23 Page No. 22 VIII. CONCLUSION. Findings of violations B-2, B-2-a and B-7 as well as penalties C-4 and C-9 are affirmed. 4 NCAA Infractions Appeals Committee 5 Christopher L. Griffin, chair Jack Friedenthal William Hoye Patti Ohlendorf David Williams. 4 According to the Division I Infractions Appeals Committee Policies and Procedures (See III.A.2.d at Page No. 4), any penalty that is appealed is automatically stayed through the course of the appeal process. This stay begins on the filing of the notice of appeal by the appellant and ends on the public release of this committee s decision.
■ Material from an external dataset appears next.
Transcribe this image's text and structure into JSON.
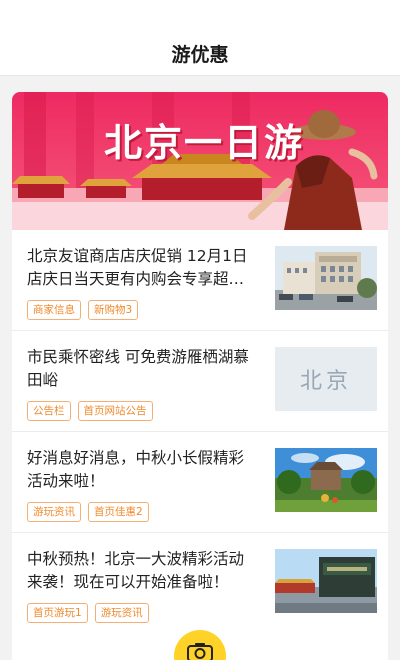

In this case, Southern California requested and was given relief from the stay of penalty C-4 (postseason ban). Therefore, the first year of affirmed penalty C-4 (two-year postseason ban) already has been applied and the remaining part of the penalty shall be applied following the 2011 season. Because the stay remained in place with respect to penalty C-9 (grants-in-aid reduction), the three years of that penalty shall be applied in the , and academic years. 5 William Hoye replaced Susan Cross Lipnickey who recused herself from this case. The National Collegiate Athletic Association May 25, 2011 WAW:kas